As the debate about the future of Europe continues, the Victoria and Albert Museum will showcase twelve contemporary art installations which imagines what Europe will look like in 2000 years time.
All of the installations on display have been commissioned by the Goethe-Institut London and the V&A, exhibited as part of the free week-long festival Collecting Europe.
As well as the installations, the festival also includes a range of talks discussions, live performances and workshops to encourage debate around what Europe and European identity means to people today, following Britain’s decision to leave the European Union.
All of the works on display across the museum have been created in a variety of media including digital and interactive installations to film, sugar sculpture, tapestry, live performance, musical interventions and pocket-sized publications.
Visitors can discover all of the pieces in places such as the Europe 1600-1815 Galleries, the British Galleries, the Dorothy and Michael Hintze Sculpture Galleries, and the Medieval and Renaissance Galleries.
Each of the artists who were commissioned to take part in this festival offer a new perspective of Europe both from within and on the outside of it. The artists and their work taking part are:
Rosa Barba, Let Me See It, Italy (based in Germany)
Thibaut de Ruyter, A Song for Europe, France (based in Germany)
Constant Dullaart, The European Classes, The Netherlands
Fru*Fru, Eurasic Bath, Spain
IC-98 in collaboration with Kustaa Saksi, A World in Waiting, Finland
IF in collaboration with 00, Europa, UK
Jasleen Kaur, Yoorop, Scotland (based in London)
Onkar Kular and Common Initiative, 4017 Enacted, UK
Tasha Marks – AVM Curiosities, Alabaster Ruins, UK
Raqs Media Collective, The Return of Tipu’s Tiger, India
Remco Torenbosch, EU, 2017, The Netherlands
Tu Wei-Cheng, Enfolded World: Mysteries of Lost Civilisations, Taiwan
Tim Reeve, Acting Director of the V&A, said: “As major global events continue to unfold, citizens are inevitably questioning what Europe stands for and how they see their place within it, the arts have a unique and important role to play in encouraging debate around the big questions of the day.
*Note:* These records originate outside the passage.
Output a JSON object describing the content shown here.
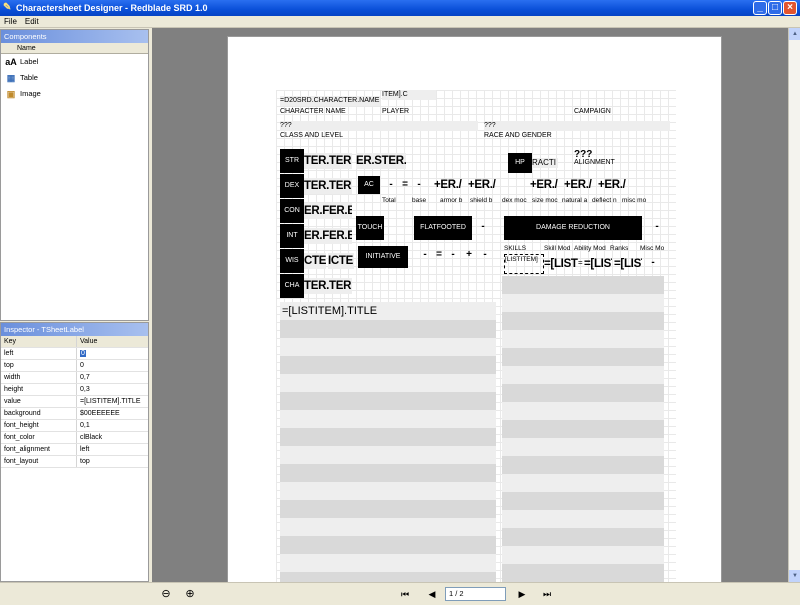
{
  "window": {
    "title": "Charactersheet Designer - Redblade SRD 1.0",
    "icon": "pen-icon",
    "min": "_",
    "max": "□",
    "close": "×"
  },
  "menu": [
    "File",
    "Edit"
  ],
  "components": {
    "header": "Components",
    "col_name": "Name",
    "items": [
      {
        "icon": "label-icon",
        "glyph": "aA",
        "label": "Label"
      },
      {
        "icon": "table-icon",
        "glyph": "▦",
        "label": "Table"
      },
      {
        "icon": "image-icon",
        "glyph": "▣",
        "label": "Image"
      }
    ]
  },
  "inspector": {
    "header": "Inspector - TSheetLabel",
    "col_key": "Key",
    "col_value": "Value",
    "rows": [
      {
        "key": "left",
        "value": "0"
      },
      {
        "key": "top",
        "value": "0"
      },
      {
        "key": "width",
        "value": "0,7"
      },
      {
        "key": "height",
        "value": "0,3"
      },
      {
        "key": "value",
        "value": "=[LISTITEM].TITLE"
      },
      {
        "key": "background",
        "value": "$00EEEEEE"
      },
      {
        "key": "font_height",
        "value": "0,1"
      },
      {
        "key": "font_color",
        "value": "clBlack"
      },
      {
        "key": "font_alignment",
        "value": "left"
      },
      {
        "key": "font_layout",
        "value": "top"
      }
    ]
  },
  "sheet": {
    "name_expr": "=D20SRD.CHARACTER.NAME",
    "listitem_frag": "ITEM].C",
    "lbl_character_name": "CHARACTER NAME",
    "lbl_player": "PLAYER",
    "lbl_campaign": "CAMPAIGN",
    "class_value": "???",
    "lbl_class_level": "CLASS AND LEVEL",
    "race_value": "???",
    "lbl_race_gender": "RACE AND GENDER",
    "alignment_value": "???",
    "lbl_alignment": "ALIGNMENT",
    "abilities": [
      {
        "abbr": "STR",
        "v1": "TER.TER",
        "v2": "ER.STER.S"
      },
      {
        "abbr": "DEX",
        "v1": "TER.TER",
        "v2": ""
      },
      {
        "abbr": "CON",
        "v1": "ER.FER.B",
        "v2": ""
      },
      {
        "abbr": "INT",
        "v1": "ER.FER.B",
        "v2": ""
      },
      {
        "abbr": "WIS",
        "v1": "CTE",
        "v2": "ICTE"
      },
      {
        "abbr": "CHA",
        "v1": "TER.TER",
        "v2": ""
      }
    ],
    "hp": "HP",
    "hp_frag": "RACTI",
    "ac": "AC",
    "ac_dash": "-",
    "ac_eq": "=",
    "ac_dash2": "-",
    "ac_vals": [
      "+ER./",
      "+ER./",
      "+ER./",
      "+ER./",
      "+ER./"
    ],
    "ac_labels": [
      "Total",
      "base",
      "armor b",
      "shield b",
      "dex moc",
      "size moc",
      "natural a",
      "deflect n",
      "misc mo"
    ],
    "touch": "TOUCH",
    "flatfooted": "FLATFOOTED",
    "ff_dash": "-",
    "damage_reduction": "DAMAGE REDUCTION",
    "dr_dash": "-",
    "initiative": "INITIATIVE",
    "init_parts": [
      "-",
      "=",
      "-",
      "+",
      "-"
    ],
    "skills_labels": [
      "SKILLS",
      "Skill Mod",
      "Ability Mod",
      "Ranks",
      "Misc Mo"
    ],
    "skills_listitem": "[LISTITEM]",
    "skills_vals": [
      "=[LIST",
      "=[LIST",
      "=[LIST"
    ],
    "skills_eq": "=",
    "skills_dash": "-",
    "list_title": "=[LISTITEM].TITLE"
  },
  "nav": {
    "first": "⏮",
    "prev": "◀",
    "page": "1 / 2",
    "next": "▶",
    "last": "⏭",
    "zoom_out": "zoom-out-icon",
    "zoom_in": "zoom-in-icon"
  }
}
Collecting Europe is a responsive and thought-provoking project, tackling these issues through the lens of art and design.”
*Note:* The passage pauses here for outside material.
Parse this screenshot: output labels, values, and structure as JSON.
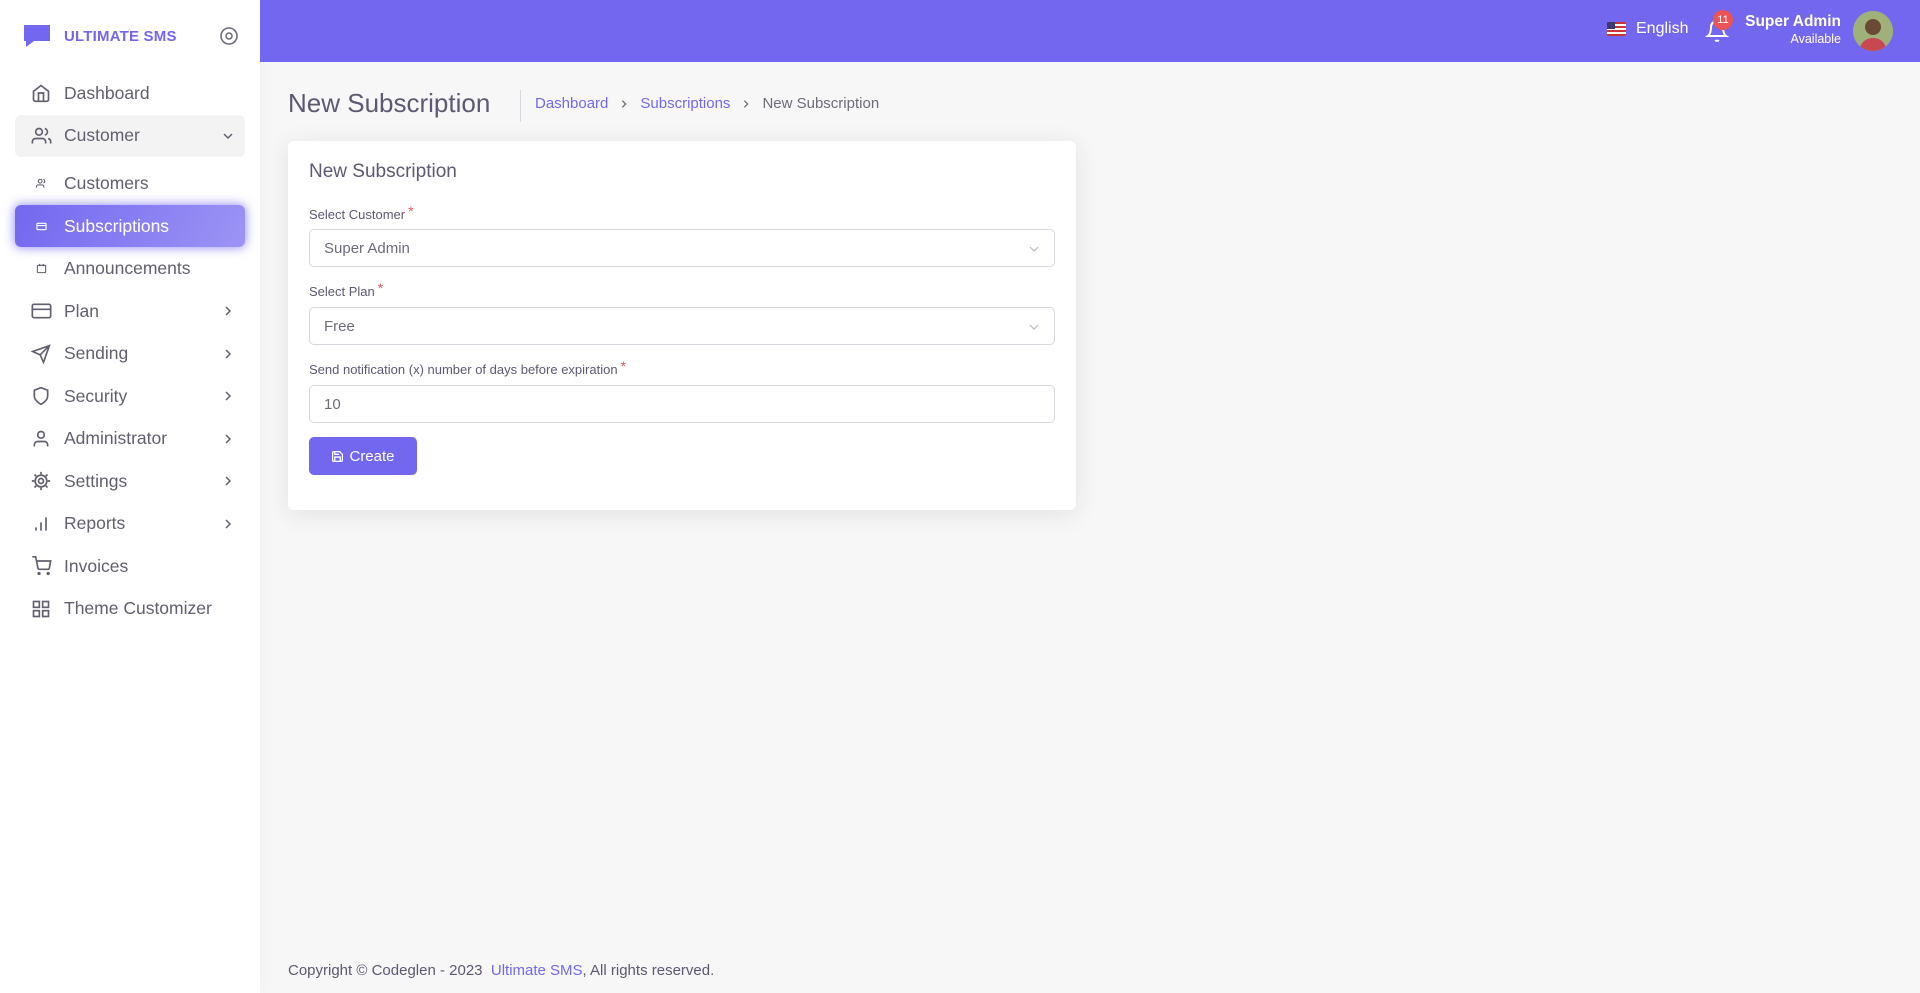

Collecting Europe is a free festival which runs at the Victoria and Albert Museum from the 1st February until the 7th February. For more information visit: https://www.vam.ac.uk/exhibitions/collecting-europe.